And because gifts aren’t the thing that makes the holidays great (see: Thanksgiving), and shopping stresses me out, we’re reconsidering our family approach. My kids aren’t getting much this year: they don’t want it, they don’t need it. Friends who’ve scaled way back on gift giving, or have quit altogether, tell me to consider giving the gift of time, or an experience (that may or may not cost anything), or a warm handwritten letter in lieu of a wrapped package.
Now for the fun stuff: so much of what makes the holiday season special are little things. We know we like to flip on a $12 string of twinkle lights in the living room, while we read books and drink tea and cider. We work old jigsaw puzzles that may or may not have all the pieces. We know we like to burn the candles—the ones with names like fireside and winter hearth and pine— and strike a match to the tea lights. We know we like to cozy up under blankets and watch a good seasonal movie. If we’re going all-out, we may even light a fire.
We know we love to put on holiday music, and put a stockpot simmering with half an orange and cloves and rosemary on the stove to make the whole house smell like Christmas. We make countless batches of addictive spiced nuts. We know we like days with nothing on the calendar, with good easy food, and casual time spent potlucking with friends. Our favorite holiday outing is always the drive we take to check out our town’s Christmas lights; it costs us nothing but the gas.
These are all little things: they don’t take much time, or energy. They cost very little. But when we stop and think about how these little things matter—how much they add up—well, it’s clear where I want to put my energy this season.
Something I learned in the course of writing my book is that it’s not overthinking if you’re giving it—whatever “it” is—the amount of thought you want to. I’m taking time now to think about what I want from the months to come: more fun, less fuss. And I’m making a plan to make that possible.
I’m sure I won’t do it perfectly, and that’s fine. Unexpected things will pop up, both good and bad. But because the season I want isn’t going to happen by accident, I’m setting my intentions for it now.
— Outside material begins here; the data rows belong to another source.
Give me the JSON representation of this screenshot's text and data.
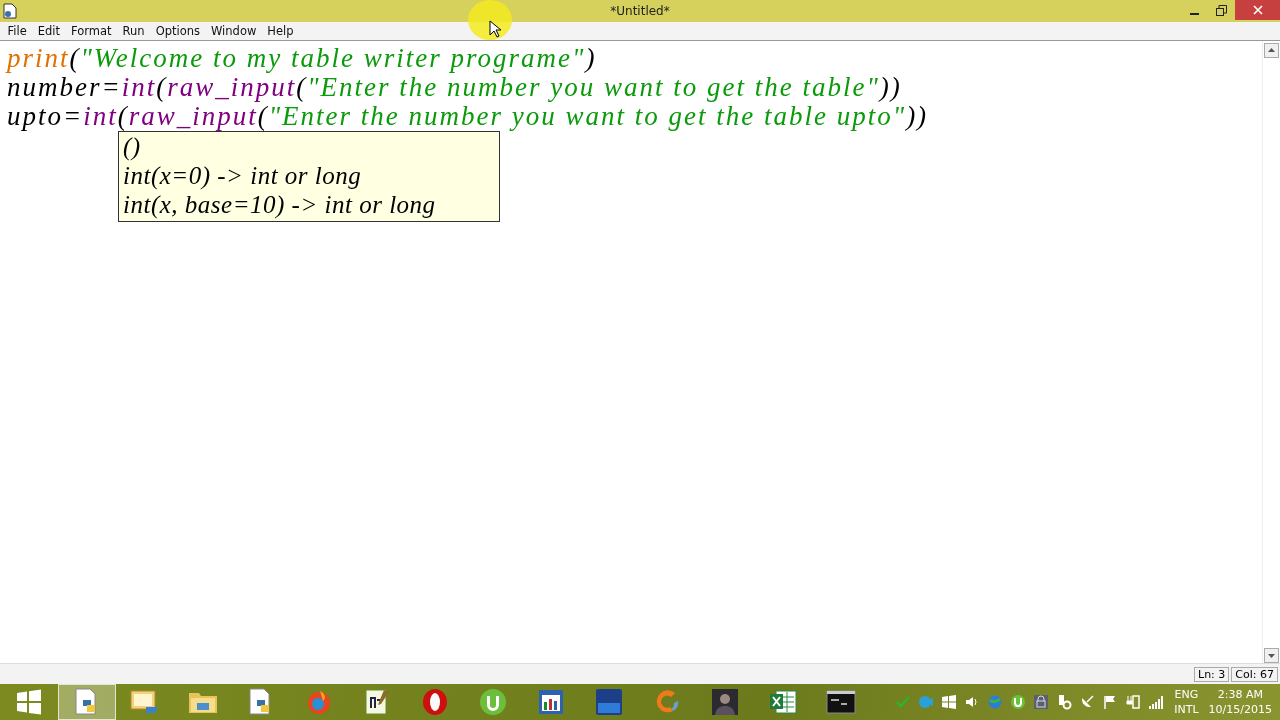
{
  "window": {
    "title": "*Untitled*"
  },
  "menu": [
    "File",
    "Edit",
    "Format",
    "Run",
    "Options",
    "Window",
    "Help"
  ],
  "code_lines": [
    [
      {
        "kind": "keyword",
        "text": "print"
      },
      {
        "kind": "plain",
        "text": "("
      },
      {
        "kind": "string",
        "text": "\"Welcome to my table writer programe\""
      },
      {
        "kind": "plain",
        "text": ")"
      }
    ],
    [
      {
        "kind": "plain",
        "text": "number="
      },
      {
        "kind": "builtin",
        "text": "int"
      },
      {
        "kind": "plain",
        "text": "("
      },
      {
        "kind": "builtin",
        "text": "raw_input"
      },
      {
        "kind": "plain",
        "text": "("
      },
      {
        "kind": "string",
        "text": "\"Enter the number you want to get the table\""
      },
      {
        "kind": "plain",
        "text": "))"
      }
    ],
    [
      {
        "kind": "plain",
        "text": "upto="
      },
      {
        "kind": "builtin",
        "text": "int"
      },
      {
        "kind": "plain",
        "text": "("
      },
      {
        "kind": "builtin",
        "text": "raw_input"
      },
      {
        "kind": "plain",
        "text": "("
      },
      {
        "kind": "string",
        "text": "\"Enter the number you want to get the table upto\""
      },
      {
        "kind": "plain",
        "text": "))"
      }
    ]
  ],
  "calltip": [
    "()",
    "int(x=0) -> int or long",
    "int(x, base=10) -> int or long"
  ],
  "status_bar": {
    "line": "Ln: 3",
    "column": "Col: 67"
  },
  "taskbar": {
    "apps": [
      {
        "kind": "start",
        "selected": false
      },
      {
        "kind": "python",
        "selected": true
      },
      {
        "kind": "tool",
        "selected": false
      },
      {
        "kind": "folder",
        "selected": false
      },
      {
        "kind": "python",
        "selected": false
      },
      {
        "kind": "browser",
        "selected": false
      },
      {
        "kind": "notepad",
        "selected": false
      },
      {
        "kind": "opera",
        "selected": false
      },
      {
        "kind": "torrent",
        "selected": false
      },
      {
        "kind": "chart",
        "selected": false
      },
      {
        "kind": "ide",
        "selected": false
      },
      {
        "kind": "swirl",
        "selected": false
      },
      {
        "kind": "portrait",
        "selected": false
      },
      {
        "kind": "excel",
        "selected": false
      },
      {
        "kind": "terminal",
        "selected": false
      }
    ],
    "language": [
      "ENG",
      "INTL"
    ],
    "time": "2:38 AM",
    "date": "10/15/2015"
  }
}
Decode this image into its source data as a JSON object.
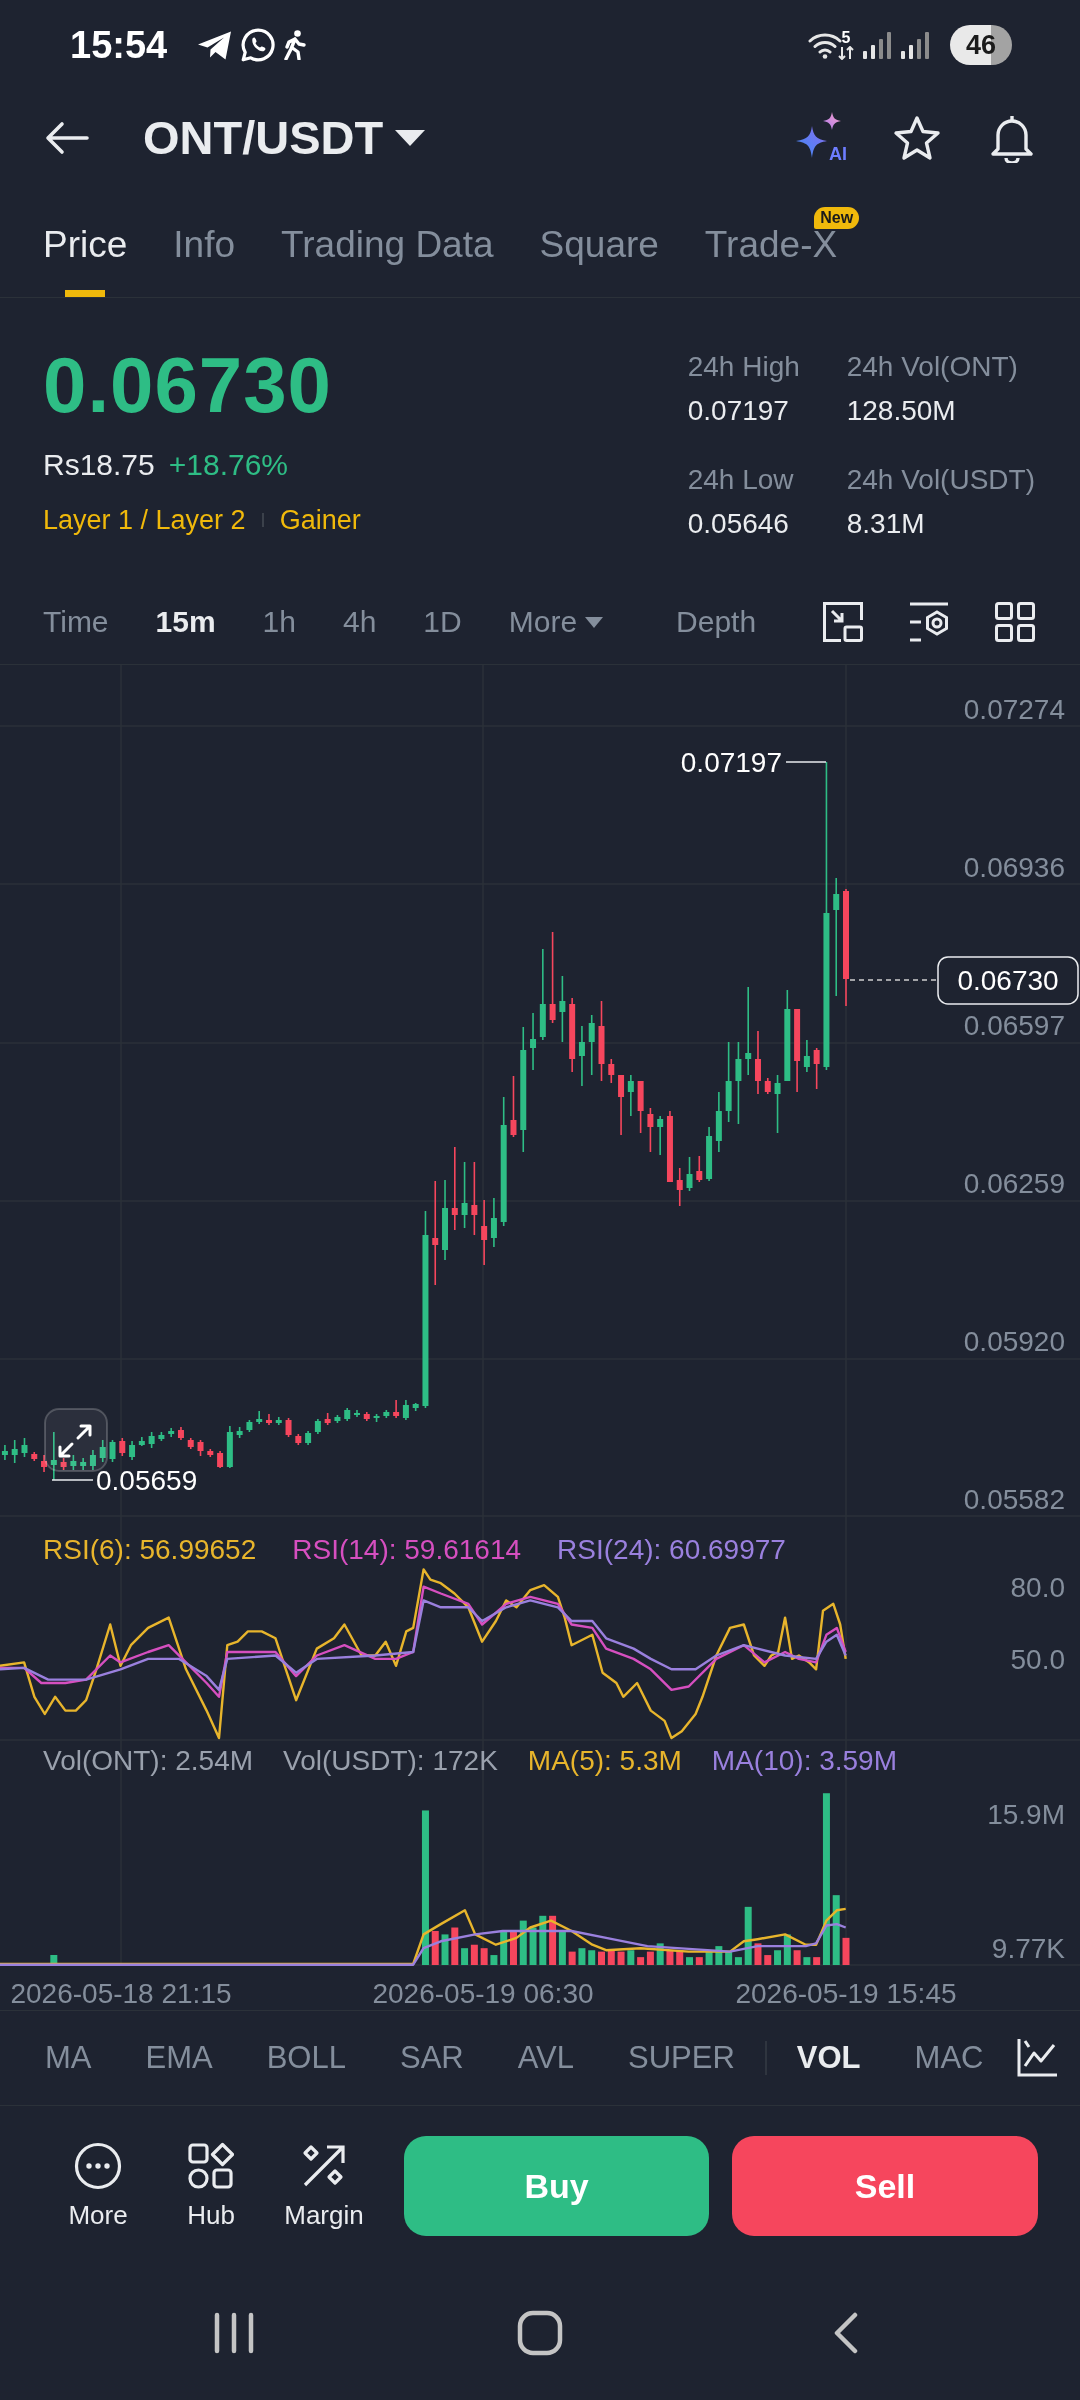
{
  "status_bar": {
    "time": "15:54",
    "network_type": "5",
    "battery": "46"
  },
  "header": {
    "title": "ONT/USDT",
    "ai_label": "AI"
  },
  "tabs": [
    {
      "label": "Price",
      "selected": true
    },
    {
      "label": "Info",
      "selected": false
    },
    {
      "label": "Trading Data",
      "selected": false
    },
    {
      "label": "Square",
      "selected": false
    },
    {
      "label": "Trade-X",
      "selected": false,
      "badge": "New"
    }
  ],
  "ticker": {
    "price": "0.06730",
    "fiat_price": "Rs18.75",
    "change": "+18.76%",
    "tags": [
      "Layer 1 / Layer 2",
      "Gainer"
    ],
    "stats": [
      {
        "label": "24h High",
        "value": "0.07197"
      },
      {
        "label": "24h Vol(ONT)",
        "value": "128.50M"
      },
      {
        "label": "24h Low",
        "value": "0.05646"
      },
      {
        "label": "24h Vol(USDT)",
        "value": "8.31M"
      }
    ]
  },
  "intervals": [
    {
      "label": "Time",
      "selected": false,
      "kind": "option"
    },
    {
      "label": "15m",
      "selected": true,
      "kind": "option"
    },
    {
      "label": "1h",
      "selected": false,
      "kind": "option"
    },
    {
      "label": "4h",
      "selected": false,
      "kind": "option"
    },
    {
      "label": "1D",
      "selected": false,
      "kind": "option"
    },
    {
      "label": "More",
      "selected": false,
      "kind": "menu"
    },
    {
      "label": "Depth",
      "selected": false,
      "kind": "view"
    }
  ],
  "chart": {
    "price_axis": [
      "0.07274",
      "0.06936",
      "0.06597",
      "0.06259",
      "0.05920",
      "0.05582"
    ],
    "high_label": "0.07197",
    "low_label": "0.05659",
    "last_price": "0.06730",
    "rsi": {
      "legend": [
        {
          "label": "RSI(6): 56.99652",
          "color": "#e8b52c"
        },
        {
          "label": "RSI(14): 59.61614",
          "color": "#d64fc0"
        },
        {
          "label": "RSI(24): 60.69977",
          "color": "#9a80de"
        }
      ],
      "axis": [
        "80.0",
        "50.0"
      ]
    },
    "volume": {
      "legend": [
        {
          "label": "Vol(ONT): 2.54M",
          "color": "#9aa1ad"
        },
        {
          "label": "Vol(USDT): 172K",
          "color": "#9aa1ad"
        },
        {
          "label": "MA(5): 5.3M",
          "color": "#e8b52c"
        },
        {
          "label": "MA(10): 3.59M",
          "color": "#9a80de"
        }
      ],
      "axis": [
        "15.9M",
        "9.77K"
      ]
    },
    "time_axis": [
      "2026-05-18 21:15",
      "2026-05-19 06:30",
      "2026-05-19 15:45"
    ]
  },
  "indicators": [
    {
      "label": "MA",
      "selected": false,
      "kind": "main"
    },
    {
      "label": "EMA",
      "selected": false,
      "kind": "main"
    },
    {
      "label": "BOLL",
      "selected": false,
      "kind": "main"
    },
    {
      "label": "SAR",
      "selected": false,
      "kind": "main"
    },
    {
      "label": "AVL",
      "selected": false,
      "kind": "main"
    },
    {
      "label": "SUPER",
      "selected": false,
      "kind": "main"
    },
    {
      "label": "VOL",
      "selected": true,
      "kind": "sub"
    },
    {
      "label": "MAC",
      "selected": false,
      "kind": "sub"
    }
  ],
  "actions": [
    {
      "label": "More",
      "kind": "more"
    },
    {
      "label": "Hub",
      "kind": "hub"
    },
    {
      "label": "Margin",
      "kind": "margin"
    }
  ],
  "trade_buttons": [
    {
      "label": "Buy",
      "kind": "buy"
    },
    {
      "label": "Sell",
      "kind": "sell"
    }
  ]
}
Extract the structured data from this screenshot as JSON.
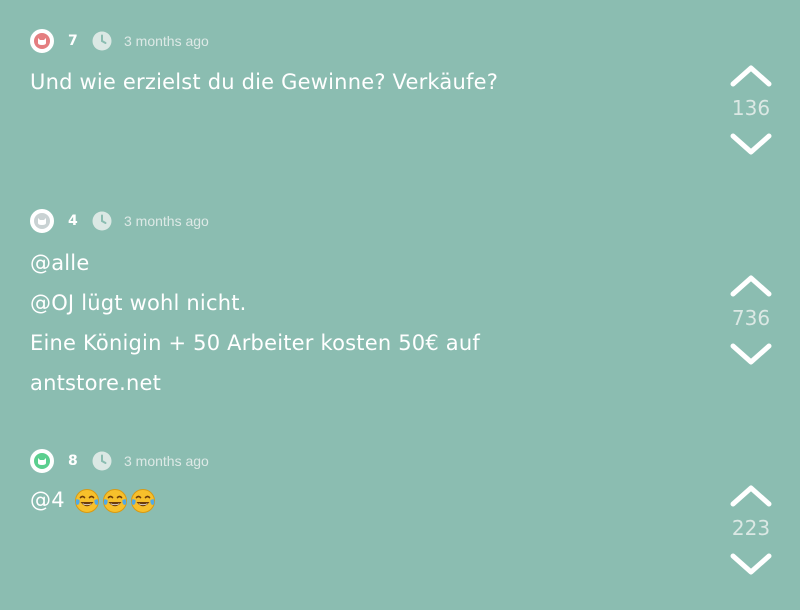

I’d love to hear what you do—and what you skip—to experience more fun and less fuss during the holidays. What have you tried in the past? What are your plans for this year? Please tell us all about it in comments.